Over the last seven years, Richard Ross has photographed and interviewed more than 1,000 incarcerated juveniles in close to 300 facilities in 31 states, including group homes, police departments, youth correctional facilities, juvenile courtrooms, high schools, shelters, Montessori classrooms and child protective services interview rooms.
"The people who deal with social justice have great data, but they don't always have the images," says Ross, a University of California, Santa Barbara professor who first spoke about his project at Herron in 2012. "The images frame the conversation. They show that lives are actually at stake. I wanted to give the images to policymakers."
Ross would spend at least an hour with each subject talking about their stories, followed by a photo where the individual's face was obscured.

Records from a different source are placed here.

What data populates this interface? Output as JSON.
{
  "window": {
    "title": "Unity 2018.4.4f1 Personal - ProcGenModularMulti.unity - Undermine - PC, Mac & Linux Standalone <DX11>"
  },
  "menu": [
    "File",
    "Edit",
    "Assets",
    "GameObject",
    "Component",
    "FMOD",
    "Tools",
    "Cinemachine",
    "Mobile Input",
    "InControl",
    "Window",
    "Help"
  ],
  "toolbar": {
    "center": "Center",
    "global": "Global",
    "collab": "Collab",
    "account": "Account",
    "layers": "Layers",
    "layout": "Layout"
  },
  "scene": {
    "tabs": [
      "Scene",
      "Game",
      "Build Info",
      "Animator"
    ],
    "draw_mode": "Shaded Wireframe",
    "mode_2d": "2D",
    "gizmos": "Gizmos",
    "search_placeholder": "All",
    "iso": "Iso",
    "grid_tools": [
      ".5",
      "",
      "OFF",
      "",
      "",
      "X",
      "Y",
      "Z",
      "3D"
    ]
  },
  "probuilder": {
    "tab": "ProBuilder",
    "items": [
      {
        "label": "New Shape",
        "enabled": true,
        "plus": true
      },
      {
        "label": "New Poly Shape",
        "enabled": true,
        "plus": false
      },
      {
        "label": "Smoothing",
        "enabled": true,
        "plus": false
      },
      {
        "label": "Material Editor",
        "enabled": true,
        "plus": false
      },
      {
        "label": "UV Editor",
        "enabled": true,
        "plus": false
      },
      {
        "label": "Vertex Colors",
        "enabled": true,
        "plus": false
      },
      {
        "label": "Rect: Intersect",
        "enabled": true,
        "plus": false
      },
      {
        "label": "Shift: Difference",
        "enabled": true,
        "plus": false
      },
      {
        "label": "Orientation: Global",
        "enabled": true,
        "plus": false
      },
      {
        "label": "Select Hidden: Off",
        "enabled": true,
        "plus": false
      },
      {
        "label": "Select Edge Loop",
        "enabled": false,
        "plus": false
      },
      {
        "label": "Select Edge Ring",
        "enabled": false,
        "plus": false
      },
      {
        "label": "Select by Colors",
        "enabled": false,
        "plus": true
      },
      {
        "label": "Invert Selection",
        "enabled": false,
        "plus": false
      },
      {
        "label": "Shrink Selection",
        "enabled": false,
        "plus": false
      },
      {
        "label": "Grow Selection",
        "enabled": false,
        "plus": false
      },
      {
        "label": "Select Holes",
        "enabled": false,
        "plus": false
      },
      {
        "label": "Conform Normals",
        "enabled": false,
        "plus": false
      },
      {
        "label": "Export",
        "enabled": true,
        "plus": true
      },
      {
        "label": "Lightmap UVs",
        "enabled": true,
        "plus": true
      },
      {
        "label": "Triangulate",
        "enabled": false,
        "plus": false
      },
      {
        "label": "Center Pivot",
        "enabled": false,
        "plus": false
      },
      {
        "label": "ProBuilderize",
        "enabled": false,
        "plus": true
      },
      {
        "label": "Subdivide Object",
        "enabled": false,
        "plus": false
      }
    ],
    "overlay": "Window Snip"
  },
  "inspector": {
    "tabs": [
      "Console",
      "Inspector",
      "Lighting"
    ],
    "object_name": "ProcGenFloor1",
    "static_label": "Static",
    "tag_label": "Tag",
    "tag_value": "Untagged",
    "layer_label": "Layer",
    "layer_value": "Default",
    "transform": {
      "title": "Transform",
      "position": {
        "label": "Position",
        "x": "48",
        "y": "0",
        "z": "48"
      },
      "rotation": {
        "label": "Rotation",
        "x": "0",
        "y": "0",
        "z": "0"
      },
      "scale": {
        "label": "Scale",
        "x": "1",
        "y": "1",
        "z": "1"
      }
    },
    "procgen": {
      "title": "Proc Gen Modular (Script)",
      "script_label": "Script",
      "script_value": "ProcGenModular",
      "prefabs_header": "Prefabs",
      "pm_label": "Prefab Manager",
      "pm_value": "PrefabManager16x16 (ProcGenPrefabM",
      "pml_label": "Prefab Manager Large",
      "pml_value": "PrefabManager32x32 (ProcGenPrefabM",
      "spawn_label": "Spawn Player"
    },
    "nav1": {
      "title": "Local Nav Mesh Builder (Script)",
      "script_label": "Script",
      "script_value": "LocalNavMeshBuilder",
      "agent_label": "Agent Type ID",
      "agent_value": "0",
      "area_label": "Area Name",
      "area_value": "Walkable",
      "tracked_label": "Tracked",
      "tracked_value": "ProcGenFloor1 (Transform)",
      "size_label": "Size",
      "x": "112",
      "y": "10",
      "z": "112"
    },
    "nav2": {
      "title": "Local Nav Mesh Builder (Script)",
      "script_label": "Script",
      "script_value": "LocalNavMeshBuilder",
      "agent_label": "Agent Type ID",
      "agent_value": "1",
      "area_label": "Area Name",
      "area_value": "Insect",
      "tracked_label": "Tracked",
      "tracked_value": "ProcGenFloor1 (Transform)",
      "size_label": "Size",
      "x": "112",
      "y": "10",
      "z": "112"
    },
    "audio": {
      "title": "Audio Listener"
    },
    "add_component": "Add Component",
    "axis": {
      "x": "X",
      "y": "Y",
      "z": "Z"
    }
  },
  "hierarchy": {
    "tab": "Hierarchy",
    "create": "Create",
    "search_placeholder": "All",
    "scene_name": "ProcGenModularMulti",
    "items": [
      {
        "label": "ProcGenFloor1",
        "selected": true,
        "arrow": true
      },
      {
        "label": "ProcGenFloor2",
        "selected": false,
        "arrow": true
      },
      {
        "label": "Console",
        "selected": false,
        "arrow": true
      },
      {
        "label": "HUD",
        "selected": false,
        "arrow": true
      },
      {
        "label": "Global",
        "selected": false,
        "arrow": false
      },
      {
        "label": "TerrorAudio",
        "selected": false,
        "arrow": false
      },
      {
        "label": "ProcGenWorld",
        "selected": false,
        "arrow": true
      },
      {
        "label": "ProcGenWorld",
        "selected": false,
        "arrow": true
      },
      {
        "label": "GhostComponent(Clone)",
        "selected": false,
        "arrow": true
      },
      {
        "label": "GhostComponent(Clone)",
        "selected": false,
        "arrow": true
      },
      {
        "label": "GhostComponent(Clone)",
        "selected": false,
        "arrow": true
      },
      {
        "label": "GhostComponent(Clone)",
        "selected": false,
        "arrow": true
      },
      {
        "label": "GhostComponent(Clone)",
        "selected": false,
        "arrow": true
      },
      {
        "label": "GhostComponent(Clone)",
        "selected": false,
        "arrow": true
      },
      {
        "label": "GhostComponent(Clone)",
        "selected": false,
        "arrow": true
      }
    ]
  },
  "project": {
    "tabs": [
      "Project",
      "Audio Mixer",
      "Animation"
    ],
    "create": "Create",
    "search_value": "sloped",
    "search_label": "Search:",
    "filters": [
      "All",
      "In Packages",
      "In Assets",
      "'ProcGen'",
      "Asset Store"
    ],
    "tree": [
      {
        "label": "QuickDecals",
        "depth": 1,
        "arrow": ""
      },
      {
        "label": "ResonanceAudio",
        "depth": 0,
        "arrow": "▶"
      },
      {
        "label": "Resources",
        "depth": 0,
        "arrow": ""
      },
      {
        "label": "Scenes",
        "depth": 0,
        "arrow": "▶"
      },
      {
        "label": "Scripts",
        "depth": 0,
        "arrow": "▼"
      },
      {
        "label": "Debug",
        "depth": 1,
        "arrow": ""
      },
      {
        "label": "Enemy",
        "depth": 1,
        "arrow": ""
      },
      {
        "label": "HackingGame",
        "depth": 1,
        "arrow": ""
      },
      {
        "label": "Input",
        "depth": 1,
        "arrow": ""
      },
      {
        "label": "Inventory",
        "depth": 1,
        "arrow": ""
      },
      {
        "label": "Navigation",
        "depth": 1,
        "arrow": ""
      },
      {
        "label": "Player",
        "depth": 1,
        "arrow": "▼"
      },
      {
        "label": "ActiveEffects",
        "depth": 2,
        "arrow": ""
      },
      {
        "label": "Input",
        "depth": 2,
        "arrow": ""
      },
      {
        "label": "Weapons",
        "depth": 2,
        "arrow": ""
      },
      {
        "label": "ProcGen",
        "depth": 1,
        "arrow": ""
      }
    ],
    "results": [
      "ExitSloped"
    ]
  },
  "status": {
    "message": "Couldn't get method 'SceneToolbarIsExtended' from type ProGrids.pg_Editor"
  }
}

"For the most part, they were bored and were excited to have someone listen to them," he says. "To have an older white male sit on the floor [in a cell] and just listen to them, instead of barking orders, was unique."
While at the South Bend Juvenile Correction Facility in 2011, Ross met with a 16-year-old inmate identified as "J." He was in the facility for a six-month sentence following a conviction of credit card theft, but had been placed in segregation after intimidating the staff. According to the staff, he was able to leave for one or two hours a day, but J. told Ross that he was only allowed to leave the cell to use the bathroom.
Ross also interviewed "CJ," a 16-year-old who had been housed at the King County Youth Services Center in Seattle 14 times as of her interview in 2013. She was incarcerated, she says, due to "truancy, not staying at home and being rude. I don't do anything serious. I just smoke weed."
"The reason kids are placed in these facilities is to deter, punish, and rehabilitate," Ross says. "None of these deter, and, in fact, many kids see going to these places as badge of honor or as a right of passage. There might be a little bit of rehabilitation in terms of programs, but these resources should be used for schools and neighborhoods to prevent them from being incarcerated. These facilities are very good at punishing. They put kids in a 7 by 10 foot or 8 by 10 foot room, a horrific, cinder-block cell. More people are beginning to understand the costs and that these facilities are ineffective and unsafe. We could do a lot better."
Ross adds that every once in a while someone he had already interviewed would cross paths with him on a later trip or at a different facility. The photographer's subjects remembered him as "that guy with the camera," and would approach him.
Paula Katz, director and curator of the Herron Galleries, says that Ross and his work are "inspiring."
"This project not only includes beautiful pictures, but also addresses a social concern," she says. "Sometimes art students don't see beyond making something that is aesthetic, but I hope this will help them realize that they also have an ability to use art to invoke change in the world."
Ross continues to travel the country, but is currently more focused on cases that involve various states' child protective services programs.
"Maybe for one percent of those in juvenile detention, your heart says maybe this kid deserves to be here," he says. "But when dealing with kids in child protective services, they're such victims of violence and abuse that it does make you cry. My hands shake when I take notes and do interviews. Some are incredibly young and some of them are newborns. They're certainly not guilty of anything except being born in the wrong place."